Rep­tiles warm­ing up

Snake warn­ing as weather warms.

Fremantle Gazette - - NEWS - Jes­sica Nico

ST John Am­bu­lance WA is urg­ing peo­ple to be ex­tra vig­i­lant when out­doors as snakes and spi­ders start to be­come more ac­tive with the warm­ing weather.

St John State Op­er­a­tions Cen­tre gen­eral man­ager Phil Martin said they of­ten recorded a spike in bite call-outs in Septem­ber.

“Tra­di­tion­ally we at­tend to more cases of snake and spi­der bites in spring and early sum­mer, with 104 peo­ple treated for snake bites last fi­nan­cial year and 118 peo­ple at­tended to for spi­der bites,” he said.

“Aus­tralia has around 100 snakes that are ven­omous and al­though there are only 12 species whose venom can kill, all snake bites should be treated as po­ten­tially life-threat­en­ing and treated as a med­i­cal emer­gency.

“If you in­tend to travel or ven­ture out­doors, we would rec­om­mend you learn some ba­sic first aid, or at the very least arm your­self with a first-aid kit that in­cludes a first-aid guide and items such as pres­sure ban­dages.”

He said snake bite symp­toms could in­clude dif­fi­culty breath­ing, speak­ing or swal­low­ing, headaches, im­paired vi­sion, nausea and drowsi­ness. He urged peo­ple to call 000 im­me­di­ately if they were bit­ten.

“While wait­ing for paramedics, keep the pa­tient still and calm, lay them flat and wrap a ban­dage over the site of the bite, then ap­ply a pres­sure ban­dage start­ing from the fin­gers or toes and wrap up­wards as far as you can go,” he said.

City of Cock­burn en­vi­ron­men­tal ser­vices act­ing man­ager Vicky Har­till said it was im­por­tant for lo­cals to be vig­i­lant around coastal ar­eas, wet­lands and bush­land.

“In open spa­ces, es­pe­cially those that abut nat­u­ral ar­eas, and nat­u­ral bush­land/wet­land and coastal ar­eas, the City en­cour­ages res­i­dents to ex­er­cise dogs on leashes at all times and stick to paths, trails and walk­ways,” she said.

“If res­i­dents en­counter a snake, we en­cour­age them to keep calm and slowly back away to a safe dis­tance and al­low the snake to move away, or turn around and go back the way you came.

“If a snake is found on pri­vate prop­erty, res­i­dents can con­tact the Wild­care Helpline 9474 9055.”

City of Fre­man­tle com­mu­nity safety act­ing team leader Teigan Reilly said Booy­eem­bara Park and South Beach were two lo­ca­tions were snakes were of­ten sighted and re­ported.

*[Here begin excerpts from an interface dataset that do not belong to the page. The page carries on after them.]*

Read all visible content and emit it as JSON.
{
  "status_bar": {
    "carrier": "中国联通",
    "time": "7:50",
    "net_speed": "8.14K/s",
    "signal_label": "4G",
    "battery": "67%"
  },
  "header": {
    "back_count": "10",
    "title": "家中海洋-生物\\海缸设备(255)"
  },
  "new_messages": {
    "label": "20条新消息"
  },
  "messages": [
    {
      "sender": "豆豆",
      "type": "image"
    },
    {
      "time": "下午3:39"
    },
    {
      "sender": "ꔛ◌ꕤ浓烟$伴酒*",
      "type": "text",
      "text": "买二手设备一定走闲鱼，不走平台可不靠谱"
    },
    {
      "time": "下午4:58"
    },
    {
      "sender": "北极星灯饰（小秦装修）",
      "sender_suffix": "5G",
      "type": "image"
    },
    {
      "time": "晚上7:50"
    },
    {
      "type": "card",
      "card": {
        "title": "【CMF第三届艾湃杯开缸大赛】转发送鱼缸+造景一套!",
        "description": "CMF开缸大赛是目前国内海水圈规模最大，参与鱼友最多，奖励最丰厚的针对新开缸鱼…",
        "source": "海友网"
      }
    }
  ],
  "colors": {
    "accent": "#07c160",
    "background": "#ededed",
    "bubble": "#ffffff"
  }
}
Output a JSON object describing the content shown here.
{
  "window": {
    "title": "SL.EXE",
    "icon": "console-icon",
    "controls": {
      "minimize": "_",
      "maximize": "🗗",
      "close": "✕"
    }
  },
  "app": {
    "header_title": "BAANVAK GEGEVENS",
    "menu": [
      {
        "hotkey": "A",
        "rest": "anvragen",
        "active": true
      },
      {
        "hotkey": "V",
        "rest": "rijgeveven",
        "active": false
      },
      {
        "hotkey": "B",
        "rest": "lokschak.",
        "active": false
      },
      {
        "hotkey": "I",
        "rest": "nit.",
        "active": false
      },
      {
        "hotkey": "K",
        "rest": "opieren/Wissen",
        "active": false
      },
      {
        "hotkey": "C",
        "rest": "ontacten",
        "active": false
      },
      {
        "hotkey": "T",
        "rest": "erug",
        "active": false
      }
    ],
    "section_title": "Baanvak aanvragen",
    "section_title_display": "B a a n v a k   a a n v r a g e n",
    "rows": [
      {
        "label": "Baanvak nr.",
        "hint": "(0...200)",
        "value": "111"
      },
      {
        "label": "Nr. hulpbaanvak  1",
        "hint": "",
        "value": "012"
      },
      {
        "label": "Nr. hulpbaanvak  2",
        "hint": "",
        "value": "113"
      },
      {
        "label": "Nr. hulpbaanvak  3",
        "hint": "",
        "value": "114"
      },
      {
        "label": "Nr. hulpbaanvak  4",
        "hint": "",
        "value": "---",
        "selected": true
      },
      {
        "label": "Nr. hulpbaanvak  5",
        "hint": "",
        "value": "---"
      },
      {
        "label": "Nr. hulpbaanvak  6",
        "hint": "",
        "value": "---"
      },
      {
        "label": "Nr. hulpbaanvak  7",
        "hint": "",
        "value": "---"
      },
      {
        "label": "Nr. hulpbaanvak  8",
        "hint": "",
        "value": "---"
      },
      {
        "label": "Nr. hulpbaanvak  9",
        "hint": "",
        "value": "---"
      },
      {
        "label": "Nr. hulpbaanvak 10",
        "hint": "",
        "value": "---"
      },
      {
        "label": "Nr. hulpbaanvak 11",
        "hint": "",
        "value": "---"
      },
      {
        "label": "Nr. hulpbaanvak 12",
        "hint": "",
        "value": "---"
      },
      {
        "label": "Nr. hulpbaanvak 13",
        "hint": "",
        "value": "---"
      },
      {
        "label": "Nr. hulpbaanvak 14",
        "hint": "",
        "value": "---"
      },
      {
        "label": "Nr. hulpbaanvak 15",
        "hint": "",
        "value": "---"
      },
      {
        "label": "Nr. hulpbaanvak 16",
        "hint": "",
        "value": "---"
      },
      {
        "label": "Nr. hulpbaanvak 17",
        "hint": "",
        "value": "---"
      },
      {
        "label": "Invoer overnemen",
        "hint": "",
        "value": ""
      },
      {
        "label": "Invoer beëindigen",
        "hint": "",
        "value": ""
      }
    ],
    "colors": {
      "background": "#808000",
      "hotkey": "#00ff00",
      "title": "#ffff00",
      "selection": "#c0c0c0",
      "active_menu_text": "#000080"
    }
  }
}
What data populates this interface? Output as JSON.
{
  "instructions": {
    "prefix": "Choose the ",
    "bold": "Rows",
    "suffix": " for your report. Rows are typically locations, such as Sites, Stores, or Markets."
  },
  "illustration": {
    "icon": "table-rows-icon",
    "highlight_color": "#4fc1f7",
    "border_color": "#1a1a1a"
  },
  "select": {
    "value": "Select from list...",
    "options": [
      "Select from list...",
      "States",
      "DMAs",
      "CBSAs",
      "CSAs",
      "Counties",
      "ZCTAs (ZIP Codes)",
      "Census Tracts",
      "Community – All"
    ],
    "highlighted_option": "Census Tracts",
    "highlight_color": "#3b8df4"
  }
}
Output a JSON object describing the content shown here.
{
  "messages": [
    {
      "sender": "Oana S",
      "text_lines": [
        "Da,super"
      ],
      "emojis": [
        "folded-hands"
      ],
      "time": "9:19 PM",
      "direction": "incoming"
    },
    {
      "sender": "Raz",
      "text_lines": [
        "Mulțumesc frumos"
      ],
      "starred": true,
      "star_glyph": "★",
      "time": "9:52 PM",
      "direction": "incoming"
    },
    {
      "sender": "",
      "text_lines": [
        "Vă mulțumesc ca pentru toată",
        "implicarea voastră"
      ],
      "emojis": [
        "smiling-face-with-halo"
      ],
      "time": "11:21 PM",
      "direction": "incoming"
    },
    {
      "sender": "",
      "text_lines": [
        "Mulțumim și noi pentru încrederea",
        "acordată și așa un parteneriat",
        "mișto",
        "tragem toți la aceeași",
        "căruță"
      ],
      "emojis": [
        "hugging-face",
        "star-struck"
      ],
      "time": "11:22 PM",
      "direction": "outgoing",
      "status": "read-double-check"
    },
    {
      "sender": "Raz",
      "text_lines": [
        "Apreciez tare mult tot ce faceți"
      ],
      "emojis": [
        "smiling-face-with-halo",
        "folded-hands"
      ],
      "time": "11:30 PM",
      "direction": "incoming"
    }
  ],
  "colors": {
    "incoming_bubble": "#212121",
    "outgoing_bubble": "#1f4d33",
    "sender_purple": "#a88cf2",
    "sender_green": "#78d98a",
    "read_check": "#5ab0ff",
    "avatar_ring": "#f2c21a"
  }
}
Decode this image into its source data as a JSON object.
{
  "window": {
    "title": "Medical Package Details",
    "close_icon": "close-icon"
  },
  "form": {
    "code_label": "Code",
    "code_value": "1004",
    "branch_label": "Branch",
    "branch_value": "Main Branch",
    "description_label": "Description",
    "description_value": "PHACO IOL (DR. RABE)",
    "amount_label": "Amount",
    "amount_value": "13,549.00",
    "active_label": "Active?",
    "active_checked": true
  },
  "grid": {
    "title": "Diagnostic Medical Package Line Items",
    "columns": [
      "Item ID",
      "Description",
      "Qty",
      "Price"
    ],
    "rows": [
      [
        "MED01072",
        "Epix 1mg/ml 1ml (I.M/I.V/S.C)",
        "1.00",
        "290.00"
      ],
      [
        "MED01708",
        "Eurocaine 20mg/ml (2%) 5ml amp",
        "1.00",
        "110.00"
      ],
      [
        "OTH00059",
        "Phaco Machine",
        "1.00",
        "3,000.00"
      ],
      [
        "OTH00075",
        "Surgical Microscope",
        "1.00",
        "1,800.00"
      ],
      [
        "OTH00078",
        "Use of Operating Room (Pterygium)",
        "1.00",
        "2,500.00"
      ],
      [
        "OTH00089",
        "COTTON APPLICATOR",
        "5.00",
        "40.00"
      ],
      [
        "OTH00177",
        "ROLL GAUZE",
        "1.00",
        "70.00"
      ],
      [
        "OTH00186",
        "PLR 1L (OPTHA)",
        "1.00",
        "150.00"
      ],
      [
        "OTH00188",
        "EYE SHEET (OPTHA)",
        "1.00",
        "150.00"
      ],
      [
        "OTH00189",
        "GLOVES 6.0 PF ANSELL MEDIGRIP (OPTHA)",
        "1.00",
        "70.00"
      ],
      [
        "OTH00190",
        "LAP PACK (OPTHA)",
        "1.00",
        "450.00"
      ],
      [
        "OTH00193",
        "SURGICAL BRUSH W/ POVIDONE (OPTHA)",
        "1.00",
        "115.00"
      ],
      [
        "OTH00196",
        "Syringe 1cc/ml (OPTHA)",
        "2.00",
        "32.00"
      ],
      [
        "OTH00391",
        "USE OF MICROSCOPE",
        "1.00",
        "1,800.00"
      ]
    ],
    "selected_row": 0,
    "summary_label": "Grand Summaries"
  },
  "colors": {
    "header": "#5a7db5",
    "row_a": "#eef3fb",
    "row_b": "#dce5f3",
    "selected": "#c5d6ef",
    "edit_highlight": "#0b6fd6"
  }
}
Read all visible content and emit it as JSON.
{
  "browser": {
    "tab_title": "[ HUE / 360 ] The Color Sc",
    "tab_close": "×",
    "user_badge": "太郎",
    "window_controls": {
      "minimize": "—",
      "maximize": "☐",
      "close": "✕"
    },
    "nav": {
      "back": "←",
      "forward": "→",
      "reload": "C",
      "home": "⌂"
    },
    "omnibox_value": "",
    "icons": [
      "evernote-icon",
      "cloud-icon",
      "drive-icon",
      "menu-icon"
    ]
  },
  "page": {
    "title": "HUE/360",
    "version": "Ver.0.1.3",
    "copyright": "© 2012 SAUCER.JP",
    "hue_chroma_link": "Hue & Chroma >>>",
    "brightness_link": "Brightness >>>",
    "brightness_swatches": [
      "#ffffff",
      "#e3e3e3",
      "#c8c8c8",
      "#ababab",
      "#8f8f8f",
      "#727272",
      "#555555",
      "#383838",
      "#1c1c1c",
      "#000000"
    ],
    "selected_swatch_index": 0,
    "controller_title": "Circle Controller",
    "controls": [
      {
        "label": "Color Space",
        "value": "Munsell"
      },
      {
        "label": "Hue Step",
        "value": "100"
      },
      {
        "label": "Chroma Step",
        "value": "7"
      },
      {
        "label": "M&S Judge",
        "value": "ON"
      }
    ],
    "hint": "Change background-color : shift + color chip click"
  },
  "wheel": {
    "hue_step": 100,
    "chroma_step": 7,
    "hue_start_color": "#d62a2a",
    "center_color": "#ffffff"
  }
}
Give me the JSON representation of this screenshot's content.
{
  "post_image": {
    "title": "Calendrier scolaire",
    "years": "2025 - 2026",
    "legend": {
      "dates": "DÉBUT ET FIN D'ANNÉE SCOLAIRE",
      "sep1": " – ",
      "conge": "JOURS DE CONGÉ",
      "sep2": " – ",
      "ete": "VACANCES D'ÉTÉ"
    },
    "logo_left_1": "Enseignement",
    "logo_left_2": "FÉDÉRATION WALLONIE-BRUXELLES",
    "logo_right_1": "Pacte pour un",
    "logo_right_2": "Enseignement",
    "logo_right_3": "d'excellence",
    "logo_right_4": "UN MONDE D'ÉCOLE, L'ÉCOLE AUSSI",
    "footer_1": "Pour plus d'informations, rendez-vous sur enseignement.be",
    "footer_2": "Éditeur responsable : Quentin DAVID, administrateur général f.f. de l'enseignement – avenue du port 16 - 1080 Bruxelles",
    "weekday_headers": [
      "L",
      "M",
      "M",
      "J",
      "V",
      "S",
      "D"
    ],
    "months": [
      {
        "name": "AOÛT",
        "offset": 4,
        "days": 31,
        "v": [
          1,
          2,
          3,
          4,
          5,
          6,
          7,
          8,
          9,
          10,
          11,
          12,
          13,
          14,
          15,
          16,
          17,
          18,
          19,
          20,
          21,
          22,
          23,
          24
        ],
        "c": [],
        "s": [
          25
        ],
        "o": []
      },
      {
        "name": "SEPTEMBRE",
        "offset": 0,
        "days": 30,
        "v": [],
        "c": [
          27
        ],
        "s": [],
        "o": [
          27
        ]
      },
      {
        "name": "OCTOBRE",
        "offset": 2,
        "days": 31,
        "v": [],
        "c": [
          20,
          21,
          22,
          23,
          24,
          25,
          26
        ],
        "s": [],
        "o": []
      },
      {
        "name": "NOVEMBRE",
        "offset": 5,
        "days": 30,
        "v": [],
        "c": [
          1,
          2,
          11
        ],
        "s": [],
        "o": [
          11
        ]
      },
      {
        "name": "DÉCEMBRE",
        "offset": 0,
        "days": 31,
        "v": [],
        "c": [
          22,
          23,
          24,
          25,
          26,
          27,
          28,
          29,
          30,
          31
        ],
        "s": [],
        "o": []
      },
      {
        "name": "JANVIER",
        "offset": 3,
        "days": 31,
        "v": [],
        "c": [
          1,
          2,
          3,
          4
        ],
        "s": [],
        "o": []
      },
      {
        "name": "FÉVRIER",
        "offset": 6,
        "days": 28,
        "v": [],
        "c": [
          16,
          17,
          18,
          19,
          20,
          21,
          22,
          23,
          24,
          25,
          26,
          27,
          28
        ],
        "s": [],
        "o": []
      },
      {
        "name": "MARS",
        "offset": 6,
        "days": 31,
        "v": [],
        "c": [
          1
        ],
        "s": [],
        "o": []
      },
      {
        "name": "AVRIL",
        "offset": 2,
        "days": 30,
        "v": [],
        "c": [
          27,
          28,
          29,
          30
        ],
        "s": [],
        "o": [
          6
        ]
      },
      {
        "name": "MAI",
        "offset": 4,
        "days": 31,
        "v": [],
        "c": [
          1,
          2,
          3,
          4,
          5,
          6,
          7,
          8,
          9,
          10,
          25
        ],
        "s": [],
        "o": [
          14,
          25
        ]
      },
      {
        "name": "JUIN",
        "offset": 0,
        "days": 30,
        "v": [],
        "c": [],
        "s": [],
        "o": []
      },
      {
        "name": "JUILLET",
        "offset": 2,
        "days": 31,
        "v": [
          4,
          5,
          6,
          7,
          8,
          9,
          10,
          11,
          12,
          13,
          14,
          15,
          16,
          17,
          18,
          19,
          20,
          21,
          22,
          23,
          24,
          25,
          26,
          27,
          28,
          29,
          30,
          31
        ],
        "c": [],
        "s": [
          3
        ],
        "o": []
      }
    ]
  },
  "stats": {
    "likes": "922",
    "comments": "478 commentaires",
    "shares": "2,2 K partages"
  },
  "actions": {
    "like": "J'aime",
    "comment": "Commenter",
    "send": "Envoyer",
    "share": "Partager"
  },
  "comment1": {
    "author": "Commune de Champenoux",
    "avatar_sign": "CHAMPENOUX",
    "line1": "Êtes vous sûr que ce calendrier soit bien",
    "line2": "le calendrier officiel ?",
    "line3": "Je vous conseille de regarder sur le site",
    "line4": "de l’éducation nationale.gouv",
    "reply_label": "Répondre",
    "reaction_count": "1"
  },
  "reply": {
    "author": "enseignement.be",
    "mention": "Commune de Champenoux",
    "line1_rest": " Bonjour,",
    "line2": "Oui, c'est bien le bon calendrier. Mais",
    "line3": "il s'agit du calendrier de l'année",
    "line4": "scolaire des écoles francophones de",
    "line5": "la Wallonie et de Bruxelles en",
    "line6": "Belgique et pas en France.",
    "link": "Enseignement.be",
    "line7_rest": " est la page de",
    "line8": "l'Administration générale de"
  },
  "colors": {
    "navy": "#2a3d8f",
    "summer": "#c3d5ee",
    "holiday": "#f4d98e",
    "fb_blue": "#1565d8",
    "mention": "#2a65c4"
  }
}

“If a snake is sighted in a pub­lic place peo­ple can con­tact the com­mu­nity safety and rangers team on 1300 360 666 to at­tend,” she said.

Newspapers in English

Newspapers from Australia

© PressReader. All rights reserved.